• COVID-19

    Inside Mayo Clinic’s first COVID-19 vaccination site

Mayo Clinic is preparing to receive its first round of COVID-19 vaccines later this month.

For about two weeks, construction crews have worked to transform empty space in Mayo Clinic Hospital ― Rochester, Saint Marys Campus, into a vaccination site. This space will include 15 vaccination stations, two privacy stations, a recovery area and a supply area.

Steve Rasmusson, the construction manager for the site, explains the work that has gone into transforming the site.

Watch: Steve Rasmusson discusses the work going into Mayo Clinic's first COVID-19 vaccination site.

Journalists: Broadcast-quality soundbites are in the downloads at the end of the post along with b-roll video of a Mayo Clinic infusion center. Please courtesy: "Steve Rasmusson / Construction Manager / Mayo Clinic"

"We're up on the fifth floor of the Generose Building. It's a shell space that was selected as an area to provide immunizations for the upcoming COVID-19 vaccine," explains Rasmusson. "Obviously when it's a shell space, … it hasn't been used. This is a recent build-out, and, so, there were a lot of infrastructure needs: electrical and low-voltage, the wireless access points that were not here."

Beyond the construction needs for the space, Rasmusson says a design team worked with Administration and Nursing Administration to understand their needs.

"As it's being built out, keeping in mind the social distancing required adequate spacing and trying to minimize the cross flow of traffic," says Rasmusson.

Construction took just two weeks to complete, and the new space is ready for hospital staff to begin bringing in materials needed for COVD-19 vaccinations. Rasmusson says it took a team effort to complete the space in such a short time.

"I lend credit to a lot of my colleagues between the design team, the project managers who worked with Administration and Nursing Administration to understand what their needs were, as well as my colleagues ― the contractors themselves ― who were doing all of the hard work and understanding it. So really a hat tip to everyone," says Rasmusson.

Information in this post was accurate at the time of its posting. Due to the fluid nature of the COVID-19 pandemic, scientific understanding, along with guidelines and recommendations, may have changed since the original publication date

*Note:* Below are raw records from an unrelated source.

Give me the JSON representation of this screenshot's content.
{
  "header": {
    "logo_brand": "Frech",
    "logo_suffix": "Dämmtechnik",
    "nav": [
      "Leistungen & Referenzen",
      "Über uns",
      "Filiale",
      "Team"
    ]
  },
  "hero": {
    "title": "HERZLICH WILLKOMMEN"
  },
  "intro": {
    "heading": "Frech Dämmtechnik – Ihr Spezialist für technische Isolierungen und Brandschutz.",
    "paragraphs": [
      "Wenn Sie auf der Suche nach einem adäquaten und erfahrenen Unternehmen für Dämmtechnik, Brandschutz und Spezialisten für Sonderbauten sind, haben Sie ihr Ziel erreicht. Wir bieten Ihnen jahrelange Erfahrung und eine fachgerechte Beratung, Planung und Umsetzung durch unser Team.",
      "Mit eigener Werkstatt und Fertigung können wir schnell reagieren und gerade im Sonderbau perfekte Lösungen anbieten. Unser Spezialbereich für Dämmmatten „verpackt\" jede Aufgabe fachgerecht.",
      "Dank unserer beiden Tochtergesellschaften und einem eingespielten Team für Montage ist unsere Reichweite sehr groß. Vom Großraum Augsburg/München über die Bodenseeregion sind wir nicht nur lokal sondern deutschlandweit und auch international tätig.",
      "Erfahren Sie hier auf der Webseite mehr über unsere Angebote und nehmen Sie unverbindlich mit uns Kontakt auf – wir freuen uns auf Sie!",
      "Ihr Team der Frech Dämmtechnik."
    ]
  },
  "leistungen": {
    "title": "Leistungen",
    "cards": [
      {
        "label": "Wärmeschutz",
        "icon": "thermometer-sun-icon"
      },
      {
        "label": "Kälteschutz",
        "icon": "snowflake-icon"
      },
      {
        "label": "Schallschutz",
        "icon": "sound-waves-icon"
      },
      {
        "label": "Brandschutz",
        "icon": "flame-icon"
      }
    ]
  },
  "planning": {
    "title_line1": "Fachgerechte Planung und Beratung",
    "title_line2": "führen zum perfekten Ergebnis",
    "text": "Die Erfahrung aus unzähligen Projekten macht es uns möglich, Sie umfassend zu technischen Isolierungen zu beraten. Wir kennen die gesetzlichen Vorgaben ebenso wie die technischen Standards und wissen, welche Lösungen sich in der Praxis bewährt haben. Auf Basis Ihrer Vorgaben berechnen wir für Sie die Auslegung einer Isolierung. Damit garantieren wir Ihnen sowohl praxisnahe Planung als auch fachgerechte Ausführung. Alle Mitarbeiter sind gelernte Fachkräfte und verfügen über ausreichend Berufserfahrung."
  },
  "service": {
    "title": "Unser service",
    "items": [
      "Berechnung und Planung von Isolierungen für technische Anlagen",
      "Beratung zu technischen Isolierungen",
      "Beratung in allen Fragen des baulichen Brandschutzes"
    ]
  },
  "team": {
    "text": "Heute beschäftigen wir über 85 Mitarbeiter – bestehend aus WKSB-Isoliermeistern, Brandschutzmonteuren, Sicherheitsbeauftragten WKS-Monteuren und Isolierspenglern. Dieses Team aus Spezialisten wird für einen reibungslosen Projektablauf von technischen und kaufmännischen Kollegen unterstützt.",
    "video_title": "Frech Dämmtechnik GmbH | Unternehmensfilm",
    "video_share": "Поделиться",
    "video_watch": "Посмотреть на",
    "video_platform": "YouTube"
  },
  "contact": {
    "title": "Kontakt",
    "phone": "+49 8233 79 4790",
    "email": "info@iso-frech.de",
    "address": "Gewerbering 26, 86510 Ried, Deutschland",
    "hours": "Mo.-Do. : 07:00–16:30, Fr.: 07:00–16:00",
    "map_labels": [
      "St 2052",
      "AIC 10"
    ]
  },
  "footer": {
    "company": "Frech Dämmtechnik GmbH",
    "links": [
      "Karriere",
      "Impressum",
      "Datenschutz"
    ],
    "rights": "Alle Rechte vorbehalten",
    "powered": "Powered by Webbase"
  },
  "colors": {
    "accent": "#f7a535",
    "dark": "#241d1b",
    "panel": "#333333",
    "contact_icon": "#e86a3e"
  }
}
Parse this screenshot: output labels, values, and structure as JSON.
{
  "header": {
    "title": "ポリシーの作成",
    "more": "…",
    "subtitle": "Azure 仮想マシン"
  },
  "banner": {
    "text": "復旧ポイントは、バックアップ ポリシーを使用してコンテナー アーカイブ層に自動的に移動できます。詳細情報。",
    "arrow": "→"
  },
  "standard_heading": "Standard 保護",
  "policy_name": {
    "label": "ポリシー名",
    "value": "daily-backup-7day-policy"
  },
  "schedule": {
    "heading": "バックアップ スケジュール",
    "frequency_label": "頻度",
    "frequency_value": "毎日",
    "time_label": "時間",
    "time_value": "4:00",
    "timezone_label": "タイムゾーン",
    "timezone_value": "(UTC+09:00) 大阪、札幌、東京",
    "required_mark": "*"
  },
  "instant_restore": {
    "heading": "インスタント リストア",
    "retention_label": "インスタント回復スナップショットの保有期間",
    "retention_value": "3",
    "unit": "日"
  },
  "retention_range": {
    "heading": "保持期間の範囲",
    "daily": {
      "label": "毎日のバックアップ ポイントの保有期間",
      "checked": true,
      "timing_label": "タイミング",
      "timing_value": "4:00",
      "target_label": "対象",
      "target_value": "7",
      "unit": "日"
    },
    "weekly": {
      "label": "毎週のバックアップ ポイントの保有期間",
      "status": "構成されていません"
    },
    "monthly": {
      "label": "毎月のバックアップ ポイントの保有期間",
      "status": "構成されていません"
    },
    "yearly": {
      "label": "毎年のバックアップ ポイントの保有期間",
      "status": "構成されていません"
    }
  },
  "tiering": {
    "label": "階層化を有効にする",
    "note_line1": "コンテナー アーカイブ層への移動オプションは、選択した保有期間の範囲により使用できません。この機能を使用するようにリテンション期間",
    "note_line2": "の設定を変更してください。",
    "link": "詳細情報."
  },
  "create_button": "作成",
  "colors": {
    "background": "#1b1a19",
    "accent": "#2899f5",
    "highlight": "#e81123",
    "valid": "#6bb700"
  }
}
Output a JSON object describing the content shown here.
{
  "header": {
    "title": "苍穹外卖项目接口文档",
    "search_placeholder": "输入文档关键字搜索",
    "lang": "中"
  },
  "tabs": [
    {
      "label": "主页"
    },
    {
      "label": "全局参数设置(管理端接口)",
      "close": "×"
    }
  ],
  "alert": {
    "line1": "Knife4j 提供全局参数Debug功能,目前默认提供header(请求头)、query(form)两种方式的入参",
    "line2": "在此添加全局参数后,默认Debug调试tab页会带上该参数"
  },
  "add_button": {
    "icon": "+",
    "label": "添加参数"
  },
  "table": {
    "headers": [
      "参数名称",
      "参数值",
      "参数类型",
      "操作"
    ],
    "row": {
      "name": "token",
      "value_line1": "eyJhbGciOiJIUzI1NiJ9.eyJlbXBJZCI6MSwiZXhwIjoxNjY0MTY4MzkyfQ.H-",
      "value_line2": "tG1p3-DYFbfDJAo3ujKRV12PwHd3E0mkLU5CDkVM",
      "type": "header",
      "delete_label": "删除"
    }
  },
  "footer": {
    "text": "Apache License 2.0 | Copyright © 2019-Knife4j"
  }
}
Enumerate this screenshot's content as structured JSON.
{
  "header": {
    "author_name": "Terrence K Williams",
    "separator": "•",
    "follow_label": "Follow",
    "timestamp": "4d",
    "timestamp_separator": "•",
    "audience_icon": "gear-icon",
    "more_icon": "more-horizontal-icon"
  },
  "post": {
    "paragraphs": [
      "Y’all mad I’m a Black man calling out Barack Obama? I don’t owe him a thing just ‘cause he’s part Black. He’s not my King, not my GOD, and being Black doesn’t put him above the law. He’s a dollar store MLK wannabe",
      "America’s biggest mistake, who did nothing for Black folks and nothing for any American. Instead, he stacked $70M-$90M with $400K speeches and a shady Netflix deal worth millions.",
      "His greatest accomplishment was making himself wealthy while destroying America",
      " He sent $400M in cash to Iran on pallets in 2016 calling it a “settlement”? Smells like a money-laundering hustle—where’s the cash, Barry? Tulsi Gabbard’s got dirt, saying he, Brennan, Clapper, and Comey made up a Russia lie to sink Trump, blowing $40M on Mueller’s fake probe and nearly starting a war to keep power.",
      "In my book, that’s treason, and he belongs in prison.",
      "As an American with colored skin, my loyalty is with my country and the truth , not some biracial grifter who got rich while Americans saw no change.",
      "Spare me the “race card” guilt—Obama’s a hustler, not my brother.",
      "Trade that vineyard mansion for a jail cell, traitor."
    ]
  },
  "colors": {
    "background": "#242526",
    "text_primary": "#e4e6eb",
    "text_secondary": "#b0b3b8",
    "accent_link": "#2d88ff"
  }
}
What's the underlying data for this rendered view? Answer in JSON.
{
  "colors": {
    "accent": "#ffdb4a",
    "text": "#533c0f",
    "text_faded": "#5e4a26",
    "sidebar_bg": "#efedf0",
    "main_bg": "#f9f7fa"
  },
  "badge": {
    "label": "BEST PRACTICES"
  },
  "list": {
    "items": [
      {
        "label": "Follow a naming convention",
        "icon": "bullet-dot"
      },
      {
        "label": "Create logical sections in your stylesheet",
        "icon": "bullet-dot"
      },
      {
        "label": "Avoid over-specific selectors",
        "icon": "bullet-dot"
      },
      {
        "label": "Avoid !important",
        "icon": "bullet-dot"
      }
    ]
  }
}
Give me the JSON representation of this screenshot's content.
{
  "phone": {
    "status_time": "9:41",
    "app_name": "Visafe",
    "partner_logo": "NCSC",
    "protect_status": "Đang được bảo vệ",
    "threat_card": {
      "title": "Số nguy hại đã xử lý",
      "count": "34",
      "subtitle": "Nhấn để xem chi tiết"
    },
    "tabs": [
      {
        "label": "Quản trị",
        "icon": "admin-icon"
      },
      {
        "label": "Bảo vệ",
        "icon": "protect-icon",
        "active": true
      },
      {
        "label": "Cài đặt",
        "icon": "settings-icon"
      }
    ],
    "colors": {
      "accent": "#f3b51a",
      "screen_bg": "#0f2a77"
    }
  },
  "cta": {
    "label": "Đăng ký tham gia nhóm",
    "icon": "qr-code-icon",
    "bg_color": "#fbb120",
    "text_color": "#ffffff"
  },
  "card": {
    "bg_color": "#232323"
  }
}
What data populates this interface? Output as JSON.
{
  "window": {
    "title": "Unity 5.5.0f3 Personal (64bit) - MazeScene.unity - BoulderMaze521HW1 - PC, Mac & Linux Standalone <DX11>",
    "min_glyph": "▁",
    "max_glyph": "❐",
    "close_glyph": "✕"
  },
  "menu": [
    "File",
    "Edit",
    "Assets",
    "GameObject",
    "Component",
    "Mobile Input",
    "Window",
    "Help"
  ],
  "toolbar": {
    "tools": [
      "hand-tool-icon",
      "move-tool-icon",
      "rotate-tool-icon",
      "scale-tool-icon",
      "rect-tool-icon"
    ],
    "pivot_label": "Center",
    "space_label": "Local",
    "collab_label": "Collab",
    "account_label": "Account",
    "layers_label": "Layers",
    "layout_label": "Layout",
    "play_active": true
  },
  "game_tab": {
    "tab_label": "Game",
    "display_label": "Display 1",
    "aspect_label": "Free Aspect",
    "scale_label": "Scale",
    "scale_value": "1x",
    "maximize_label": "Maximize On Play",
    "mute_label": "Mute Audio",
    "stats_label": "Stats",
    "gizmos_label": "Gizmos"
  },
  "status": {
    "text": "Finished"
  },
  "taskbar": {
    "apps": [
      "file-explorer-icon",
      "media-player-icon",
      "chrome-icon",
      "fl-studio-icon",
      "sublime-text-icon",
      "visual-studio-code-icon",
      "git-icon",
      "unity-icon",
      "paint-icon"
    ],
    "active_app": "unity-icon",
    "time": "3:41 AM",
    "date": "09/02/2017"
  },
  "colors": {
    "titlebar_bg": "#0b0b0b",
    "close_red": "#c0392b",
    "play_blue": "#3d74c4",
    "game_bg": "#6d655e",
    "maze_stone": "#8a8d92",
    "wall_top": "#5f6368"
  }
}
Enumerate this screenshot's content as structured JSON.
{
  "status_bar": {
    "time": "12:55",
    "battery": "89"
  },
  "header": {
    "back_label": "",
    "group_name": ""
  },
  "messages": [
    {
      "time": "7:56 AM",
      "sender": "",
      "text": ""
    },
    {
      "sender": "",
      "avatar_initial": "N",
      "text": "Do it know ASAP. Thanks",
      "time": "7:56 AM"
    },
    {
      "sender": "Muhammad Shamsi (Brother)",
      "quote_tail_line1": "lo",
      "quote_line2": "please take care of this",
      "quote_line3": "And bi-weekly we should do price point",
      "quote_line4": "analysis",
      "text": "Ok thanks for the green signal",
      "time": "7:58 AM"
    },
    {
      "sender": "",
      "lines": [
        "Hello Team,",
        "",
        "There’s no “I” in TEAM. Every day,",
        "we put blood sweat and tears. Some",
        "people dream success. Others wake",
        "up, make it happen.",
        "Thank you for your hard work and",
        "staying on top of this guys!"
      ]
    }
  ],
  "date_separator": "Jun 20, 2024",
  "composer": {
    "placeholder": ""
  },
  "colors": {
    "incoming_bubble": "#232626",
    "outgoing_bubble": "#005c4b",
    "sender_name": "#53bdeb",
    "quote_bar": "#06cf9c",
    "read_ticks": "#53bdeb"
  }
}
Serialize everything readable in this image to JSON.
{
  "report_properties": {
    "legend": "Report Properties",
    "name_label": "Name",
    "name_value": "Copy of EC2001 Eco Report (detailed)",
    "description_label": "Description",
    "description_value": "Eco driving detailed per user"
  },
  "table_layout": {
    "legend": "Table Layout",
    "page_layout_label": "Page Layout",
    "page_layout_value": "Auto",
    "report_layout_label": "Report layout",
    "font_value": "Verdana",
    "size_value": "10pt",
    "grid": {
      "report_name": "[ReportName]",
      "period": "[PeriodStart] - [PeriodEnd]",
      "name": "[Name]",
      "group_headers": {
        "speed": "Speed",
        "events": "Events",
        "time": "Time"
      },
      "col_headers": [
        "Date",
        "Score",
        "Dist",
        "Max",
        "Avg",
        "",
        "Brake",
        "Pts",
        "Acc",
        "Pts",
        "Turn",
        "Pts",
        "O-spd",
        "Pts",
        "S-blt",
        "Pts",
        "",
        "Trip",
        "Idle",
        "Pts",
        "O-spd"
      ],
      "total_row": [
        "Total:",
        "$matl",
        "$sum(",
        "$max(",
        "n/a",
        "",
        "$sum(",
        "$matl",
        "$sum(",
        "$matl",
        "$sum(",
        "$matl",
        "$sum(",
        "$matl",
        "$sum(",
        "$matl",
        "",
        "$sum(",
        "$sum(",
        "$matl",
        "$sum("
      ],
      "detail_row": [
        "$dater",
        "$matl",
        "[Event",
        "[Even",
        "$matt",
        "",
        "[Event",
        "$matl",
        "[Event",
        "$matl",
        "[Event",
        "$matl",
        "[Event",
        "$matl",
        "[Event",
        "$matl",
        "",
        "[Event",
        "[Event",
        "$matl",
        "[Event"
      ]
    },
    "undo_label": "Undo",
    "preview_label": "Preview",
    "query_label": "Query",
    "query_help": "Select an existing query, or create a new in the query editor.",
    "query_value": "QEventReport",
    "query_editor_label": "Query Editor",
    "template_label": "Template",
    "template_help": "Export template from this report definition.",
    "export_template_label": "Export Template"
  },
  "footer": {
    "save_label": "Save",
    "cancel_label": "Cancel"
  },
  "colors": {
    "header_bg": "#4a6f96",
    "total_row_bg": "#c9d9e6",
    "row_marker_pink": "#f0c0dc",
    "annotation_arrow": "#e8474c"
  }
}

For everyone's safety, Mayo Clinic has strict masking policies in place. Anyone shown without a mask was recorded prior to COVID-19 or recorded in an area not designated for patient care, where social distancing and other safety protocols were followed.

For more information and all your COVID-19 coverage, go to the Mayo Clinic News Network and mayoclinic.org.